Christian love is unselfish—and “for each other and for everyone else (for all men).” The old Levitical law declared, “Thou shalt not avenge nor bear any grudge against the children of thy people; but thou shalt love thy neighbor as thyself.” And the New Testament reiterates the truth, that charity out of a pure heart, and of a good conscience, and of genuine faith is the fulfilling of the royal law.
Here we have Christian love, which is practical and displayed—“just as ours does for you.” Paul and his co-laborers had given unmistakable evidence of their sincere love for the Thessalonian converts in their self-denying labor, uncomplaining suffering, and unceasing anxiety on their behalf (2:8, 9, 13; 3:3-5). Love is the soul of self-sacrifice, encourages men to labor, braves all suffering, and persists in doing good to others, even to those who least appreciate and most violently oppose the best endeavors. Ministers should display in their own lives what they prescribe to others. Someone may ask, “But why should Paul and his companions make themselves the model, why not Christ and his supreme love, which is the model for all of us: “just as the lord loves you”? Because the Lord is presented here as the source of our love, and because the Thessalonians have seen the love of Paul, Silvanus, and Timothy, actual examples of the love produced by the Lord in the hearts of His true followers. If the Lord filled these three with such love, the Thessalonians will see that the Lord can do the same for them.
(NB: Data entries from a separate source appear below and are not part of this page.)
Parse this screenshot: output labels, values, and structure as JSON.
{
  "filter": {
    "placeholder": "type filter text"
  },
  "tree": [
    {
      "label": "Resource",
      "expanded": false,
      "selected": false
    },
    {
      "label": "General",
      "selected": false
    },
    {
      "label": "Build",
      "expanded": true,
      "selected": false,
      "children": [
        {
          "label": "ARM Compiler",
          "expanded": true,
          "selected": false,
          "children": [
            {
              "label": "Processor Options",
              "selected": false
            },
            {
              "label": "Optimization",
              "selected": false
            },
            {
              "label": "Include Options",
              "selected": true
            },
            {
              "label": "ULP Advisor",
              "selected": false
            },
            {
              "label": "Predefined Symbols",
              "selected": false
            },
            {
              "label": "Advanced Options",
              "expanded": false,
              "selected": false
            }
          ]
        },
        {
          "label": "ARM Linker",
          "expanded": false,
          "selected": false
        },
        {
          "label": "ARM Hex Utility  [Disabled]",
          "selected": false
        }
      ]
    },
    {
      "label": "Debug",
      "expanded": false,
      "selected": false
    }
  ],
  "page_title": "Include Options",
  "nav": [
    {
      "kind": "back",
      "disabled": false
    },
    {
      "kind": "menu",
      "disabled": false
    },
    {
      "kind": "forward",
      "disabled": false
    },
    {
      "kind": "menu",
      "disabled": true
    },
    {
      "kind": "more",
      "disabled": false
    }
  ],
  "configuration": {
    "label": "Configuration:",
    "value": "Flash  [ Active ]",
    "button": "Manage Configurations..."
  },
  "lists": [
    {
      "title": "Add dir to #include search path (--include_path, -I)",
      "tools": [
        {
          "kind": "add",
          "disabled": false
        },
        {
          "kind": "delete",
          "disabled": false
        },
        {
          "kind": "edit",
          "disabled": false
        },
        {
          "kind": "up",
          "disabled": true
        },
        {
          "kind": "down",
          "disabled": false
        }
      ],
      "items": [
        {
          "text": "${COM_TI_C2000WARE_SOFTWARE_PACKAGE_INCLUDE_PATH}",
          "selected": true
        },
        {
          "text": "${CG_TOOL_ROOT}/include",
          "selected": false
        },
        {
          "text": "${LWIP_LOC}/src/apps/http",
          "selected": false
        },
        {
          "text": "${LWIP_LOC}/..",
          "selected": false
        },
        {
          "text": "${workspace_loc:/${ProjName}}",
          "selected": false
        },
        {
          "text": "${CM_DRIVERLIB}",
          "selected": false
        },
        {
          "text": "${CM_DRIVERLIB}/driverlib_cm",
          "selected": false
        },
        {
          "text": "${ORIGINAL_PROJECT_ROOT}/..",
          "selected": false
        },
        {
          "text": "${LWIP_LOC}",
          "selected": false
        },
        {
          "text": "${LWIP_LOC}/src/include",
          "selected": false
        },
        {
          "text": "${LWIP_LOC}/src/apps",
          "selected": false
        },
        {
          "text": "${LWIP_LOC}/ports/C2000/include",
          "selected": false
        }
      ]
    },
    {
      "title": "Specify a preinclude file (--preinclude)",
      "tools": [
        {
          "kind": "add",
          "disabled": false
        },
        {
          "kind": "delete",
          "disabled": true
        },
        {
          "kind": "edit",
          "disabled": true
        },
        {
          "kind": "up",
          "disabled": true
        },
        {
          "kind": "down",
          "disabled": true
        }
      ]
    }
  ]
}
When the miracle (the new birth) takes place and someone passes from death to life, when someone becomes a new creature in Christ Jesus, then that person comes to see people, to some extent, as God sees them. He comes to love them selflessly. Paul has already recognized that the Thessalonians exercise this quality and his prayer at this point is that they may increase in this divine activity. The believer, filled with the Holy Spirit, enters the life of holiness in which God provides a love that is more than enough, in excess of what is expected. Going beyond love that increases, he shall have an overflowing love that is richly supplied, over and above, surplus. God gives you a love for others that is like a river at flood-stage, more than enough for every situation and person. You will overflow with the perfecting love of the Holy Spirit.
The Holy Spirit brings God’s love to greater maturity in the sanctified believer. The Bible says, “No one has ever seen God; but if we love one another, God lives in us and his love is made complete in us” (1 John 4:12). Nothing but hypocrisy can be found in a holiness without a deep, caring compassion for others. The old spiritual says it well: “Makes me love everybody.”
In fact, Jesus said it in one incredible sentence that keeps stretching serious disciples: “By this everyone will know that you are my disciples, if you love one another" (John 13:35).
Note 12-1 (love) Love is the Greek word “agape.” In this epistle love is seen only in action—“love increase and overflow.” It is not affection, but an active seeking of the welfare of another.